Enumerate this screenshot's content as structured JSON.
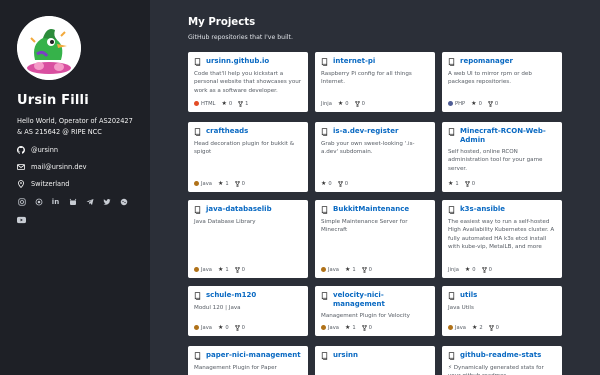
{
  "profile": {
    "name": "Ursin Filli",
    "bio": "Hello World, Operator of AS202427 & AS 215642 @ RIPE NCC",
    "github": "@ursinn",
    "email": "mail@ursinn.dev",
    "location": "Switzerland",
    "social_icons": [
      "instagram-icon",
      "camera-icon",
      "linkedin-icon",
      "fdroid-icon",
      "telegram-icon",
      "twitter-icon",
      "keybase-icon"
    ],
    "youtube_icon": "youtube-icon"
  },
  "page": {
    "title": "My Projects",
    "subtitle": "GitHub repositories that I've built."
  },
  "colors": {
    "html": "#e34c26",
    "java": "#b07219",
    "php": "#4f5d95",
    "link": "#0969c2"
  },
  "cards": [
    {
      "name": "ursinn.github.io",
      "desc": "Code that'll help you kickstart a personal website that showcases your work as a software developer.",
      "lang": "HTML",
      "lang_color": "#e34c26",
      "stars": "0",
      "forks": "1"
    },
    {
      "name": "internet-pi",
      "desc": "Raspberry Pi config for all things Internet.",
      "lang": "Jinja",
      "lang_color": "",
      "stars": "0",
      "forks": "0"
    },
    {
      "name": "repomanager",
      "desc": "A web UI to mirror rpm or deb packages repositories.",
      "lang": "PHP",
      "lang_color": "#4f5d95",
      "stars": "0",
      "forks": "0"
    },
    {
      "name": "craftheads",
      "desc": "Head decoration plugin for bukkit & spigot",
      "lang": "Java",
      "lang_color": "#b07219",
      "stars": "1",
      "forks": "0"
    },
    {
      "name": "is-a.dev-register",
      "desc": "Grab your own sweet-looking '.is-a.dev' subdomain.",
      "lang": "",
      "lang_color": "",
      "stars": "0",
      "forks": "0"
    },
    {
      "name": "Minecraft-RCON-Web-Admin",
      "desc": "Self hosted, online RCON administration tool for your game server.",
      "lang": "",
      "lang_color": "",
      "stars": "1",
      "forks": "0"
    },
    {
      "name": "java-databaselib",
      "desc": "Java Database Library",
      "lang": "Java",
      "lang_color": "#b07219",
      "stars": "1",
      "forks": "0"
    },
    {
      "name": "BukkitMaintenance",
      "desc": "Simple Maintenance Server for Minecraft",
      "lang": "Java",
      "lang_color": "#b07219",
      "stars": "1",
      "forks": "0"
    },
    {
      "name": "k3s-ansible",
      "desc": "The easiest way to run a self-hosted High Availability Kubernetes cluster. A fully automated HA k3s etcd install with kube-vip, MetalLB, and more",
      "lang": "Jinja",
      "lang_color": "",
      "stars": "0",
      "forks": "0"
    },
    {
      "name": "schule-m120",
      "desc": "Modul 120 | Java",
      "lang": "Java",
      "lang_color": "#b07219",
      "stars": "0",
      "forks": "0"
    },
    {
      "name": "velocity-nici-management",
      "desc": "Management Plugin for Velocity",
      "lang": "Java",
      "lang_color": "#b07219",
      "stars": "1",
      "forks": "0"
    },
    {
      "name": "utils",
      "desc": "Java Utils",
      "lang": "Java",
      "lang_color": "#b07219",
      "stars": "2",
      "forks": "0"
    },
    {
      "name": "paper-nici-management",
      "desc": "Management Plugin for Paper",
      "lang": "",
      "lang_color": "",
      "stars": "",
      "forks": ""
    },
    {
      "name": "ursinn",
      "desc": "",
      "lang": "",
      "lang_color": "",
      "stars": "",
      "forks": ""
    },
    {
      "name": "github-readme-stats",
      "desc": "⚡ Dynamically generated stats for your github readmes",
      "lang": "",
      "lang_color": "",
      "stars": "",
      "forks": ""
    }
  ]
}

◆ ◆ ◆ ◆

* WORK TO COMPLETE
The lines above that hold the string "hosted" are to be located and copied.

* SOLUTION
      "desc": "Self hosted, online RCON administration tool for your game server.",
      "desc": "The easiest way to run a self-hosted High Availability Kubernetes cluster. A fully automated HA k3s etcd install with kube-vip, MetalLB, and more",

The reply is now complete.